Kei can attest to Shirou’s guilt and pain, but not just for not knowing what Naoko thought. Boogiepop antagonizes the King into transporting the three of them into a suspended state several hundred feet above the city, warning him that, like other possibilities that took form in the human world, if he becomes a threat she’ll deal with it.

Kei, ever the disciplinary committee president (AKA “Natural Police“) plays peacemaker, and Boogiepop follows her lead. They don’t want to fight him; they still aren’t even sure he is a threat, just a possible one. But Kei manages to “free” Shirou from the King by getting to the root of his guilt: it’s less about knowing Naoko’s heart and more about his own.

The truth is, Shirou didn’t know how he felt about Naoko, even in the end. She then tells him what she thinks Naoko would say if she were there: “Before you start worrying about other people, you need to take care of yourself!” The King suddenly plummets to the ground, and suddenly Kei is back in the control room with the code to unlock the Temple.

People start waking up and exiting the Temple, all of them with some kind of great weight they once bore having been lifted.
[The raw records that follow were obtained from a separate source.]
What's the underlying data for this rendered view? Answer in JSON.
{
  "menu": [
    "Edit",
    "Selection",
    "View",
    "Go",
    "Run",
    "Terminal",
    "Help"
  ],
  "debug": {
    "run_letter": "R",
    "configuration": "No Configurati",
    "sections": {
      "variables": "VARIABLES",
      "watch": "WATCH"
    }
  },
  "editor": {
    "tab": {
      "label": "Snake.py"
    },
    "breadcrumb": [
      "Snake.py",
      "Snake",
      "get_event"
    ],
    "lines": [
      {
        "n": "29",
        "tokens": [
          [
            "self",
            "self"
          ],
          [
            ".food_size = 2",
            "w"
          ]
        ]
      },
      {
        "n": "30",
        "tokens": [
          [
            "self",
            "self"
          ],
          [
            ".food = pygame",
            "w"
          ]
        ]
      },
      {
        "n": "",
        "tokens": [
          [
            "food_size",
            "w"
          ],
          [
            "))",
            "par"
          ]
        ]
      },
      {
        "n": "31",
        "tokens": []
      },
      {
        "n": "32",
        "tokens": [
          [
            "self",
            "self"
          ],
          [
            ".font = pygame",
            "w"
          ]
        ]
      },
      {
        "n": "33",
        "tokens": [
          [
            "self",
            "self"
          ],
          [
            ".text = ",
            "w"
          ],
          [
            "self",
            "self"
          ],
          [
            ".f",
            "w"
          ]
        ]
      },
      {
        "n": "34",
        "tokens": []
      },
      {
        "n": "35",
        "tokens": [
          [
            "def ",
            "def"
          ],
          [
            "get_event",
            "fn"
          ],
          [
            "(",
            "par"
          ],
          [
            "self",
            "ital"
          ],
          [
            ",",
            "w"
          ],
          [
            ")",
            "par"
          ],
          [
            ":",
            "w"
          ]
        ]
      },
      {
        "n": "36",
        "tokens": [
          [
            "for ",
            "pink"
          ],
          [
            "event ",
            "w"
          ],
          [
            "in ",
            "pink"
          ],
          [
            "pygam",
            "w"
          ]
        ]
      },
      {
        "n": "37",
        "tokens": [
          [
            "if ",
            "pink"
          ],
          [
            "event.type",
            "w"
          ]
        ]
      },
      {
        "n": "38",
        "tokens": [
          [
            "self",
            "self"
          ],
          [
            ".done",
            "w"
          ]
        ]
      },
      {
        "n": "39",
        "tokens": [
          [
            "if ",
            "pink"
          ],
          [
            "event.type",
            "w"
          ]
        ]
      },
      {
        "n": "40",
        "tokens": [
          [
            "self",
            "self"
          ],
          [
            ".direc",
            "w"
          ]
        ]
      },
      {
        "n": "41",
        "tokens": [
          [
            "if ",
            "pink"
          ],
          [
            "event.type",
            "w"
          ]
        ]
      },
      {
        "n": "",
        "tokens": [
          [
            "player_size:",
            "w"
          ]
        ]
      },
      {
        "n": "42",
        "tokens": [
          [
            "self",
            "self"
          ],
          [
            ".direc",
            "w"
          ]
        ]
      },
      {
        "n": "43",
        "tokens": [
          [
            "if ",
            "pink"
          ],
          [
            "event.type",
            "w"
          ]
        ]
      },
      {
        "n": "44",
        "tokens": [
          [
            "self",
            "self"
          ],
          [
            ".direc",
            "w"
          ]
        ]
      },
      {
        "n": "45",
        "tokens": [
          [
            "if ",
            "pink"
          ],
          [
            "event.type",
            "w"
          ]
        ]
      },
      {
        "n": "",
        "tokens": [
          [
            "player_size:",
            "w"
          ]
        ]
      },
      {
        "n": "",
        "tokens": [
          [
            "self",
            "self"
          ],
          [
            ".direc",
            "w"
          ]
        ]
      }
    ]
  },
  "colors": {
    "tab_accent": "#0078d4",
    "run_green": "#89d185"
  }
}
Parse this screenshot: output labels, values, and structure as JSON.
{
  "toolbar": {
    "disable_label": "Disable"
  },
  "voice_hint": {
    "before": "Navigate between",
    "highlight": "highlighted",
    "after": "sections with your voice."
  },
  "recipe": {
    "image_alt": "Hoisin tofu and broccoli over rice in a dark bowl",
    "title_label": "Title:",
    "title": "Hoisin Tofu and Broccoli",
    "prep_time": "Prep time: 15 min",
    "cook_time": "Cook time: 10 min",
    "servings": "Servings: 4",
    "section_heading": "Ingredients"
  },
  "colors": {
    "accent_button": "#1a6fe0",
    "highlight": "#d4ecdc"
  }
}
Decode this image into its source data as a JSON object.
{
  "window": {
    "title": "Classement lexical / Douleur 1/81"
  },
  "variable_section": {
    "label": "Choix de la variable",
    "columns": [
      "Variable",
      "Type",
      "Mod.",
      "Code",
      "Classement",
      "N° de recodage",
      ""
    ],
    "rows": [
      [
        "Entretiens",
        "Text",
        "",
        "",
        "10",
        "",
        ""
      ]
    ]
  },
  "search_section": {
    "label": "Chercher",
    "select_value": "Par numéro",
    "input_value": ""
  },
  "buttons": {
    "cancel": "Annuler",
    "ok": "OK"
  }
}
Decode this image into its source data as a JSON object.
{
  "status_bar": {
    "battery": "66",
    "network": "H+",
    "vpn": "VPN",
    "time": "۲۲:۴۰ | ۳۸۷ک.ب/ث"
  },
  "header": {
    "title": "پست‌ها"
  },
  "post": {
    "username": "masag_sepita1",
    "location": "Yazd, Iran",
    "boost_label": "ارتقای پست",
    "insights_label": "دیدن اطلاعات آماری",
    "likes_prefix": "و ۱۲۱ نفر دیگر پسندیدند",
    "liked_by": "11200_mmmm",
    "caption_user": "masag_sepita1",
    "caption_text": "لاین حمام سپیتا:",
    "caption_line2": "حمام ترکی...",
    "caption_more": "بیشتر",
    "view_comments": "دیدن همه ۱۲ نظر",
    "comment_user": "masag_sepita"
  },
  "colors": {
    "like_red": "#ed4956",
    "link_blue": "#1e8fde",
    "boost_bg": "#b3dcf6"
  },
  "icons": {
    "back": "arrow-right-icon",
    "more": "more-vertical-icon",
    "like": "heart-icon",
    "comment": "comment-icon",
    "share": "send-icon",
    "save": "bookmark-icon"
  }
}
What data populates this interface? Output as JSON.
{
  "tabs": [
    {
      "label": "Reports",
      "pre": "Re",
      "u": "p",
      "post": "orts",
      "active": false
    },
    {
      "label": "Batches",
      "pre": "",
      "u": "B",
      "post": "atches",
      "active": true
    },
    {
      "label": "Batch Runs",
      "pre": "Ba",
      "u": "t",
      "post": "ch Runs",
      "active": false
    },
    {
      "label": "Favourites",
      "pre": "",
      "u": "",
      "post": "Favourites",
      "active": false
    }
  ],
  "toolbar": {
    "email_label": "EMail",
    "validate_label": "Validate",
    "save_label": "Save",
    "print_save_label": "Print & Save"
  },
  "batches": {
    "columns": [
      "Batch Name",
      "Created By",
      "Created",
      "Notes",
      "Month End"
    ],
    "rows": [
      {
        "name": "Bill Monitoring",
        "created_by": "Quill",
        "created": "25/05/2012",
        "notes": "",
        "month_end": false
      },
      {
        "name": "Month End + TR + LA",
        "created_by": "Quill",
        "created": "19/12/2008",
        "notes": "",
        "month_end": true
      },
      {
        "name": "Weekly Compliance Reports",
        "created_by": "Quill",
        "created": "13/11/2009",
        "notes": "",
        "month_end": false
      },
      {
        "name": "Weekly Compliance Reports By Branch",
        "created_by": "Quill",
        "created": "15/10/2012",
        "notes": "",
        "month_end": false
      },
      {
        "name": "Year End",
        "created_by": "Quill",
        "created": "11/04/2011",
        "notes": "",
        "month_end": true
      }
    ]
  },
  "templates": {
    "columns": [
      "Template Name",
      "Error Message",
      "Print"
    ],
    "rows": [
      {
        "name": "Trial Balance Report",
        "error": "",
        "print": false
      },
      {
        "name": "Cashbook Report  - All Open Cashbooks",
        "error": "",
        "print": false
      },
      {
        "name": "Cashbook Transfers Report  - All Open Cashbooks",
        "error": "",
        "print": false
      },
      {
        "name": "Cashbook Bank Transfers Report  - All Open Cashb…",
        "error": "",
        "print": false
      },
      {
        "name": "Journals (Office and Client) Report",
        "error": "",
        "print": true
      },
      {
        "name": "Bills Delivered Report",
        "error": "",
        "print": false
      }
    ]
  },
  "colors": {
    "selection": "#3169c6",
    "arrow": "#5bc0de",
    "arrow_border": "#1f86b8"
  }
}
It could be said that even though it was cut short sooner than originally desired, the King of Distortion’s experiment was a success. Sakiko bids goodbye to Boogiepop, asking what they’d do if she became an “enemy” (Boogie wouldn’t hold back, natch).

While Keiji is scouring the Temple looking for Touka, he runs into Kei, who tells him she followed someone she was worried about, but that person wasn’t Keiji. With her distortion healed, she can smile and shake hands and remain friends with Keiji without any trouble.

Keiji and Touka eventually reunite, and Touka falls asleep on Keiji’s shoulder as they take the train home. In a dream, or something else, back on that ruined earth of the distant future, Keiji climbs up a hill to meet Boogiepop, who asks “how did you know it was me?”, to which he replies that he wouldn’t mistake “a friend’s face.” Like the King with Shirou, Touka is Boogie’s vessel in the human world, and Keiji is dating Touka. That’s never not going to be an interesting experience.

And that’s all for Boogiepop wa Warawanai, a bizarre, ambitious, and intriguing show that asked big questions and wasn’t afraid to philosophize at great length in between spurts of action. It was a pleasantly offbeat show in the same vein as Sakurada Reset, Subete ga F ni Naru,  or ACCA, other shows that are comfortable and confident spinning dense tapestries of their own quirky reality.